"""

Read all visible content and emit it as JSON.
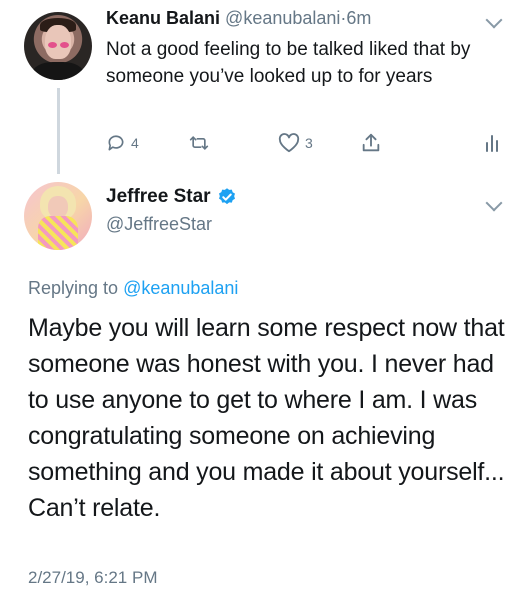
{
  "parent_tweet": {
    "display_name": "Keanu Balani",
    "handle": "@keanubalani",
    "separator": "·",
    "age": "6m",
    "text": "Not a good feeling to be talked liked that by someone you’ve looked up to for years",
    "actions": {
      "reply_count": "4",
      "retweet_count": "",
      "like_count": "3"
    },
    "icons": [
      "reply-icon",
      "retweet-icon",
      "like-icon",
      "share-icon",
      "analytics-icon",
      "chevron-down-icon"
    ]
  },
  "main_tweet": {
    "display_name": "Jeffree Star",
    "handle": "@JeffreeStar",
    "verified": true,
    "replying_prefix": "Replying to",
    "replying_to": "@keanubalani",
    "text": "Maybe you will learn some respect now that someone was honest with you. I never had to use anyone to get to where I am. I was congratulating someone on achieving something and you made it about yourself... Can’t relate.",
    "timestamp": "2/27/19, 6:21 PM"
  },
  "colors": {
    "text": "#14171a",
    "secondary": "#657786",
    "link": "#1da1f2",
    "thread_line": "#cfd7de",
    "verified": "#1da1f2"
  }
}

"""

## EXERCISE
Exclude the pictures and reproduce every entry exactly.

## ANSWER AREA
Read all visible content and emit it as JSON.
{
  "parent_tweet": {
    "display_name": "Keanu Balani",
    "handle": "@keanubalani",
    "separator": "·",
    "age": "6m",
    "text": "Not a good feeling to be talked liked that by someone you’ve looked up to for years",
    "actions": {
      "reply_count": "4",
      "retweet_count": "",
      "like_count": "3"
    },
    "icons": [
      "reply-icon",
      "retweet-icon",
      "like-icon",
      "share-icon",
      "analytics-icon",
      "chevron-down-icon"
    ]
  },
  "main_tweet": {
    "display_name": "Jeffree Star",
    "handle": "@JeffreeStar",
    "verified": true,
    "replying_prefix": "Replying to",
    "replying_to": "@keanubalani",
    "text": "Maybe you will learn some respect now that someone was honest with you. I never had to use anyone to get to where I am. I was congratulating someone on achieving something and you made it about yourself... Can’t relate.",
    "timestamp": "2/27/19, 6:21 PM"
  },
  "colors": {
    "text": "#14171a",
    "secondary": "#657786",
    "link": "#1da1f2",
    "thread_line": "#cfd7de",
    "verified": "#1da1f2"
  }
}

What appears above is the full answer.